┌──

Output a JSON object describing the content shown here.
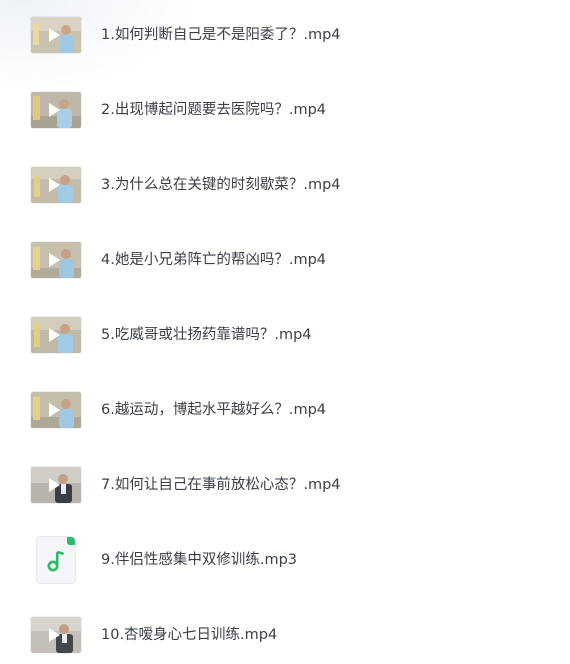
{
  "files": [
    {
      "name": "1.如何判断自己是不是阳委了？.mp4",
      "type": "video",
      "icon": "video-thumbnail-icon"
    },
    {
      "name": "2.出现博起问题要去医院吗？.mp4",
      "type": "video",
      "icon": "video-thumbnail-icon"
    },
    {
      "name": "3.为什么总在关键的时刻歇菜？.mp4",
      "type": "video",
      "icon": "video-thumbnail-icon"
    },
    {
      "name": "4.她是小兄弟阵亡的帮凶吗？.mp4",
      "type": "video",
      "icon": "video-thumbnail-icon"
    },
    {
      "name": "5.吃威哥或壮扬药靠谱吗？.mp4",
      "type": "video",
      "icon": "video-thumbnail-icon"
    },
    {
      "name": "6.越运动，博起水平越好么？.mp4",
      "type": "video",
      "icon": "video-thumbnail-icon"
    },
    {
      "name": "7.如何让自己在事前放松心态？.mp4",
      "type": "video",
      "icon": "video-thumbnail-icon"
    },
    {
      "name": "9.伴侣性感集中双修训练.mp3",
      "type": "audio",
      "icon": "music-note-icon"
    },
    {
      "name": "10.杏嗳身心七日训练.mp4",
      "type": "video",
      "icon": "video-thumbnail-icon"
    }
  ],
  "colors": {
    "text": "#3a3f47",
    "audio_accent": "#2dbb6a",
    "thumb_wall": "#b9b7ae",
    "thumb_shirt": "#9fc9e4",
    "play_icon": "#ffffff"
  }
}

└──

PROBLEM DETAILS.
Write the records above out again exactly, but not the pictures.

RESPONSE BOX.
Output a JSON object describing the content shown here.
{
  "files": [
    {
      "name": "1.如何判断自己是不是阳委了？.mp4",
      "type": "video",
      "icon": "video-thumbnail-icon"
    },
    {
      "name": "2.出现博起问题要去医院吗？.mp4",
      "type": "video",
      "icon": "video-thumbnail-icon"
    },
    {
      "name": "3.为什么总在关键的时刻歇菜？.mp4",
      "type": "video",
      "icon": "video-thumbnail-icon"
    },
    {
      "name": "4.她是小兄弟阵亡的帮凶吗？.mp4",
      "type": "video",
      "icon": "video-thumbnail-icon"
    },
    {
      "name": "5.吃威哥或壮扬药靠谱吗？.mp4",
      "type": "video",
      "icon": "video-thumbnail-icon"
    },
    {
      "name": "6.越运动，博起水平越好么？.mp4",
      "type": "video",
      "icon": "video-thumbnail-icon"
    },
    {
      "name": "7.如何让自己在事前放松心态？.mp4",
      "type": "video",
      "icon": "video-thumbnail-icon"
    },
    {
      "name": "9.伴侣性感集中双修训练.mp3",
      "type": "audio",
      "icon": "music-note-icon"
    },
    {
      "name": "10.杏嗳身心七日训练.mp4",
      "type": "video",
      "icon": "video-thumbnail-icon"
    }
  ],
  "colors": {
    "text": "#3a3f47",
    "audio_accent": "#2dbb6a",
    "thumb_wall": "#b9b7ae",
    "thumb_shirt": "#9fc9e4",
    "play_icon": "#ffffff"
  }
}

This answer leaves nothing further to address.